-- TASK PROMPT --
Scan the data below. Pull out each line where "карты" occurs.

:: STORED DATA

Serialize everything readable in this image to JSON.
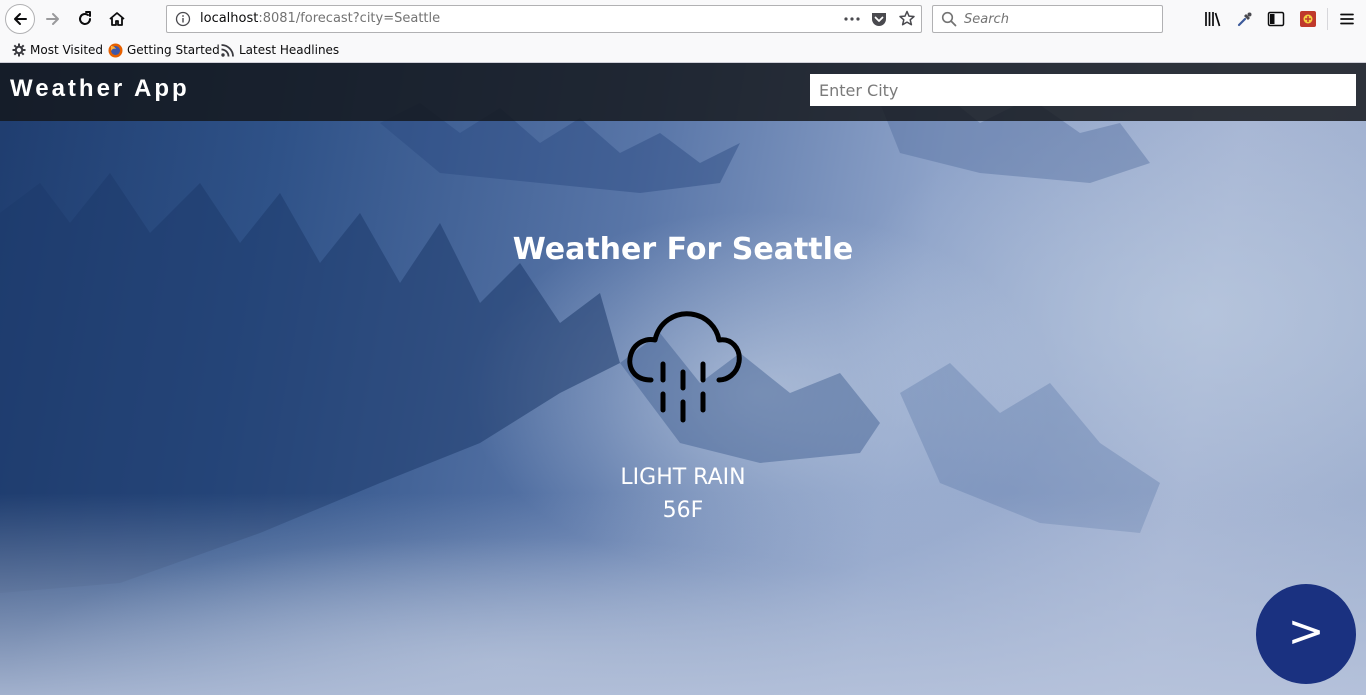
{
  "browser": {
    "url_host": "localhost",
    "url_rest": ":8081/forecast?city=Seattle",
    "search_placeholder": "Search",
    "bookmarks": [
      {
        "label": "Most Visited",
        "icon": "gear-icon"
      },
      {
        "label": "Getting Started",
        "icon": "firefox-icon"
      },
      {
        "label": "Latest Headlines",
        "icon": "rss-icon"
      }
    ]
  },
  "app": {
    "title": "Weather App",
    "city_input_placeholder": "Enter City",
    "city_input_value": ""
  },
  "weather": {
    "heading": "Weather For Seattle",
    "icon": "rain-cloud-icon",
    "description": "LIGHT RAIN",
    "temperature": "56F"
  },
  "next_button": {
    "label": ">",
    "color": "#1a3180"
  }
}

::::
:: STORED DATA

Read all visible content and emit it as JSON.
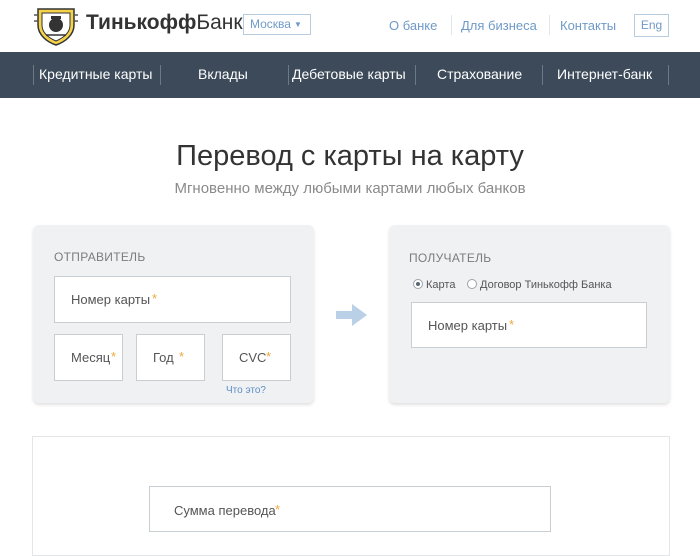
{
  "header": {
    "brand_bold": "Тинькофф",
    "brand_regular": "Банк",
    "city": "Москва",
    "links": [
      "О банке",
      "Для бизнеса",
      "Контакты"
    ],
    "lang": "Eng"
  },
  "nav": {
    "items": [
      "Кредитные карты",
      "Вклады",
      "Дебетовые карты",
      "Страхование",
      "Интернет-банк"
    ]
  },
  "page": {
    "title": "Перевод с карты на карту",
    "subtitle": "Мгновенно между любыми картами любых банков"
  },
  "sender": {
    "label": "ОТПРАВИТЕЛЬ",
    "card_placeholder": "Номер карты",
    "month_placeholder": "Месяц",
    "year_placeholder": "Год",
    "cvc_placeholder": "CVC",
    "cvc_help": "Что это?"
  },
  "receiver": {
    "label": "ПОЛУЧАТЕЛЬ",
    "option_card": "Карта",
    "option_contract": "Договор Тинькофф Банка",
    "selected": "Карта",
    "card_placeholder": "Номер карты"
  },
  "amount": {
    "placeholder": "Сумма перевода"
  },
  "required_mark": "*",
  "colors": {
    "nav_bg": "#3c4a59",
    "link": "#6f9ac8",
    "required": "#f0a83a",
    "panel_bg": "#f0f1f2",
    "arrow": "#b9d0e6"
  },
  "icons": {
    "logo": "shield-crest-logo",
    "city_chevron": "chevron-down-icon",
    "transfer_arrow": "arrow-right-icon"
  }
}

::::

-- TASK ANSWER --
      "Кредитные карты",
      "Дебетовые карты",
    "title": "Перевод с карты на карту",
    "card_placeholder": "Номер карты",
    "card_placeholder": "Номер карты"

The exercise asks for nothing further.